This locality can be very harsh. It is on the shoreline of an extremely temperamental body of water. Within literally thirty minutes, it can change from still and calm, to stormy with waves a few feet high. I’ve been caught by this phenomenon – on one trip, the waves took most of my howlites, a few of my collecting tools and the hat right off my head. None of these items were recoverable – I was busy scrambling back up the slope (the nasty route) because it was the closest way to get away from the waves. Fortunately, none of the lost howlites were that great.
I know, in these photos it looks so peaceful… (and some days it really is!)


Anhydrite along the base of the cliffs

Occasionally in certain zones along the base of the cliff, howlite crystals can be found.

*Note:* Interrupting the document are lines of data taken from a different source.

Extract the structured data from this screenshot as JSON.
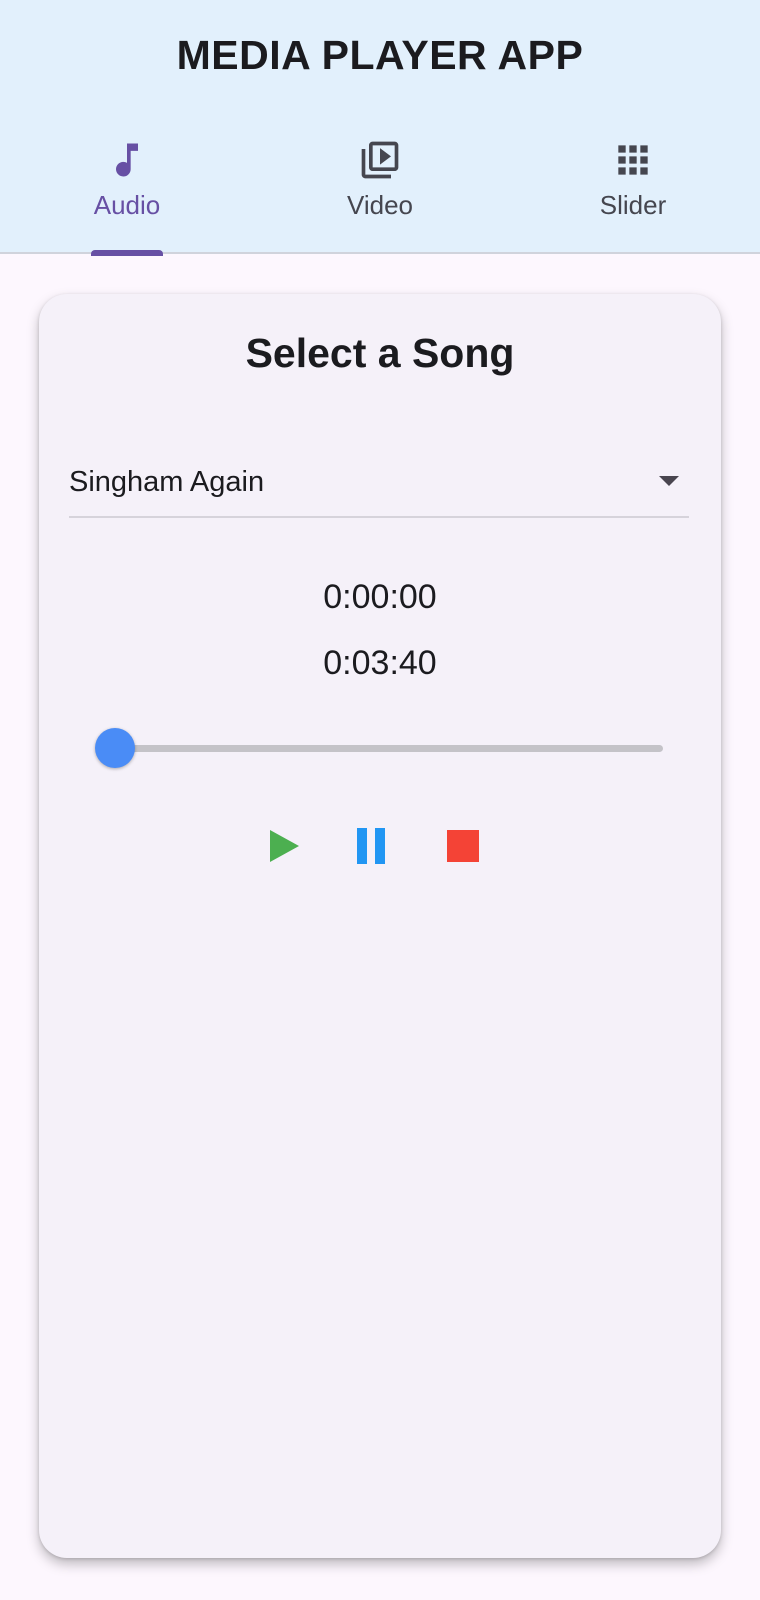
{
  "app": {
    "title": "MEDIA PLAYER APP",
    "tabs": [
      {
        "label": "Audio",
        "icon": "music-note-icon",
        "active": true
      },
      {
        "label": "Video",
        "icon": "video-library-icon",
        "active": false
      },
      {
        "label": "Slider",
        "icon": "grid-icon",
        "active": false
      }
    ]
  },
  "player": {
    "heading": "Select a Song",
    "selected_song": "Singham Again",
    "current_time": "0:00:00",
    "total_time": "0:03:40",
    "progress": 0.0,
    "controls": [
      {
        "name": "play",
        "icon": "play-icon",
        "color": "#4caf50"
      },
      {
        "name": "pause",
        "icon": "pause-icon",
        "color": "#2196f3"
      },
      {
        "name": "stop",
        "icon": "stop-icon",
        "color": "#f44336"
      }
    ]
  },
  "colors": {
    "app_bar_bg": "#e2f0fc",
    "accent": "#6750a4",
    "slider": "#4a8cf6"
  }
}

Often one needs to focus close to where the most recent erosion has occurred, because it doesn’t take long for exposed howlites to become ruined by waves or totally frosted by contact with the seawater.


Here is a small howlite cluster in the wall underneath the overhang, just at the water line.
Chance of recovery from the solid anhydrite clliff wall: zero.

Not a tragedy in this case, because if we look more closely:


This crystal cluster is badly damaged, as is most often the case when one finally finds one!
(Sorry it’s not a better photo – no studio lights or reflectors available
under the overhang of a shoreline cliff in seawater…)

For cluster of howlite crystals, life at the locality is precarious. The waves themselves are obviously instrumental, exposing the crystals in the first place.  However, during storms, the waves can move rock around… not good. The seawater itself is also key, and yet prolonged exposure can leave the howlite crystals with a frosty appearance – not so sharp. And since this is Canada, there is also the ice to think about… in winter and early spring, the ice is a problem particularly when blocks of ice are floating freely and grind up against the cliffs and rock exposures.

So that’s a snapshot of the howlite collecting experience. It takes work, but also good luck and exceptional timing. Collecting anything as good as the ones on the website is not a common occurrence – I have not, personally.  The howlites on the website were collected over a period of years by Nova Scotia collectors, procured as the result of many visits.

To see photographs of howlite crystals available on the website, click here.

Please Use Caution!
This loaclity may look gentle and mild in some of the photographs here, but absolutely don’t underestimate it – please be careful if you ever visit. Any arrangements in this area must be made with careful consideration of the weather conditions – mistakes in this regard can literally be fatal. As my one little tale above confirms, weather conditions at  Bras D’Or Lake can change incredibly rapidly. One must always have an eye on managing a safe exit!
No visit to this locality should ever be made alone. The access areas are steep and dangerous. The slopes are loose and there are loose rocks overhead.
This post does not constitute advice or recommendation to travel to the locality and any decision to do so is each person’s own risk and responsibility. Adherence to applicable law and respect of private property are fundamental, and each of us is individually responsible – for ourselves, families and friends, and to the mineral collecting community as a whole – to be compliant and respectful at all times. If you are crossing or conducting any activity on private property, appropriate permissions must be obtained.